The days of core business district headquarters were numbered, some said. The hub-and-spoke model is the future of the sector, others posited.
Fast forward two years later, and while the pandemic isn’t quite in the rearview mirror, it’s clear that the segment’s emphasis hasn’t quite strayed from the central office just yet, according to JLL.
While the work-from-home model has remained viable for many employers and others have embraced a more hybrid routine, work patterns evolved differently from how many had initially envisioned. Part of this shift has developed because employers have looked for new ways to entice their workers back into the office, and a big part of that has been embracing the collaborative work experience as an on-site perk.
“Clients are asking how to get employees in the office, and part of the answer is through creating a can’t-miss experience, whether that’s through requiring a critical mass of people, investing in technology or creating connectivity that creates a FOMO (fear of missing out) experience,” said Christian Beaudoin, JLL’s research and strategy director.
“The reason to come to the office has evolved,” he added. “Offices need to be central places to collaborate and connect with co-workers, which is what employees are looking for most right now.”
As such, many places have put the hub before the spoke, as JLL put it, investing big in their main offices to make their employees’ commutes worthwhile, rather than bringing satellite offices closer to workers’ homes. Google, for example, created “campfire” conference rooms to improve the meeting experience, with a rotating camera in the center surrounded by large monitors and comfortable seats to create a more personal feel, like sitting around a campfire.
“Remote working is a lot like online dating,” Beaudoin said. “You can do most of it swiping, but eventually, you want to meet in person.”
JLL noted that while the hub-and-spoke model hasn’t caught fire like some had anticipated, it remains a viable option. Costs have been an obstacle, as have difficulties with making sure that offices aren’t competing against each other for resources such as technology.
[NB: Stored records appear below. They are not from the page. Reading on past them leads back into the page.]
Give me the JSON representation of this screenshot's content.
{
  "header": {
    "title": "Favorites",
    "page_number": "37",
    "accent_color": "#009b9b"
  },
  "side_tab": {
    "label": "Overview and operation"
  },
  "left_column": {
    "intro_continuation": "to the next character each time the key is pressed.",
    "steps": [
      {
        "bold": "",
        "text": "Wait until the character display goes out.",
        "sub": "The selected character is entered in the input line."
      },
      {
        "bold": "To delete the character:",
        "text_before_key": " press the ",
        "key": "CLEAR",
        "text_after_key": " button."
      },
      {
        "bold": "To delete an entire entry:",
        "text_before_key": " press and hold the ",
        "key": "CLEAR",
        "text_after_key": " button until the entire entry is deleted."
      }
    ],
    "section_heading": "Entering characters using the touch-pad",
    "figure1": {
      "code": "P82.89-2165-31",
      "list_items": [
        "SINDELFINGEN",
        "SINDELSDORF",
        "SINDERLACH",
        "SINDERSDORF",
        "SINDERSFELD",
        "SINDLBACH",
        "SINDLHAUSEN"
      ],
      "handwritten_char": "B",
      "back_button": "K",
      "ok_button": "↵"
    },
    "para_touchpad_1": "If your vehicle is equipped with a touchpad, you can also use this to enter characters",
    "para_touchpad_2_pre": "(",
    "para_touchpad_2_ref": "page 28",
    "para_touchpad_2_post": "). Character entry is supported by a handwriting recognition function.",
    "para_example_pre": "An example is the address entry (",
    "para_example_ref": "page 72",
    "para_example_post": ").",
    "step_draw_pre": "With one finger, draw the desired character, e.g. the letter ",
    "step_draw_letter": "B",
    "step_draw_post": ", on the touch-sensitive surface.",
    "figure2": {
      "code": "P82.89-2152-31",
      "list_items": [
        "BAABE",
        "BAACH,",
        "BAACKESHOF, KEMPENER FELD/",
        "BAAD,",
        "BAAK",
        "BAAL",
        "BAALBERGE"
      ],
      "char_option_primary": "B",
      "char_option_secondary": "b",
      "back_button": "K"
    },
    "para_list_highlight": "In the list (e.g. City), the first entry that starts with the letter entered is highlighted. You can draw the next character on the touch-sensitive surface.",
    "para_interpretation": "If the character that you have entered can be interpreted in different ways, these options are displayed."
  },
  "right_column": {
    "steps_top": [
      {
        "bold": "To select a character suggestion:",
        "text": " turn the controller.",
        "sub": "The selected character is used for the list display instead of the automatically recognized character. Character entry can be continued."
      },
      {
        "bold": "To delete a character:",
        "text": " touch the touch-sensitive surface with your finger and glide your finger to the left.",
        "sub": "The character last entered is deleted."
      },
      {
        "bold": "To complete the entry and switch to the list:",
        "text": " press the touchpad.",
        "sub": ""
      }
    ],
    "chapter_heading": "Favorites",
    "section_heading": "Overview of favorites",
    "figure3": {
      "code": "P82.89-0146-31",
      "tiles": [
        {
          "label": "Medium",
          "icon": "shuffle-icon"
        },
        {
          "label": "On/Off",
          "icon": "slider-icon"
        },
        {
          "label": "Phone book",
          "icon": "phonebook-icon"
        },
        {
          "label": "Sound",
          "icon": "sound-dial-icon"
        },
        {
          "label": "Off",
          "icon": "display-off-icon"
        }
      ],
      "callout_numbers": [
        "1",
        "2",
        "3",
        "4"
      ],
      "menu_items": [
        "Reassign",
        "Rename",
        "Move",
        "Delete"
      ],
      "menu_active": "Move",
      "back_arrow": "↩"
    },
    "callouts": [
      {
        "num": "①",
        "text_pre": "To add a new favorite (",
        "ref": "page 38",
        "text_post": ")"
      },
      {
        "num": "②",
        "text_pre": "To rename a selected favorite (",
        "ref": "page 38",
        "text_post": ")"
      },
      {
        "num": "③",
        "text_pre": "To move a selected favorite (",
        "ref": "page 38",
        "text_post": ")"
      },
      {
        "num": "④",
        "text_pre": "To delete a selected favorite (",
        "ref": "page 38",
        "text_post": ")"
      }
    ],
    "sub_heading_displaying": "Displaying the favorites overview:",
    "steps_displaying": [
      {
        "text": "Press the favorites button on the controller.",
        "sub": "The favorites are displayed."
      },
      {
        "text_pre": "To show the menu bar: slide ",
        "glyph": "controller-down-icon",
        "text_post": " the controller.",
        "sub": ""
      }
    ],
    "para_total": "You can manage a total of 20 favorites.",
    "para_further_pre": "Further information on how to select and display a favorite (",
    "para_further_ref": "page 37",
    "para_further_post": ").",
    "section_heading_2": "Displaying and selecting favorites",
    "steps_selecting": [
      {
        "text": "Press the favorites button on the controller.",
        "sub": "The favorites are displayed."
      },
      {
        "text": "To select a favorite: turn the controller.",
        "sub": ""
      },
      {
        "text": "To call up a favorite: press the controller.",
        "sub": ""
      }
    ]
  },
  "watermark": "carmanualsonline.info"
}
But in some areas, satellite offices remain sensible for simple reasons like geography.
“Companies headquartered in large metro areas like New York City could benefit from satellite offices because they tend to have clusters of employees that live in Connecticut, Upstate (New York) or New Jersey,” Beaudoin says. “The same can be said for the Bay Area.”
In some cases, he added, smaller metros like Dallas-Fort Worth also could succeed by having satellite offices in suburbs such as Plano or Frisco.
“The war for talent also plays into the conversation as executives are now asking how to access the best labor pool,” Beaudoin says. “Labor analytics can help determine the best location within a metro area, and if a central hub or smaller regional offices make the most sense.”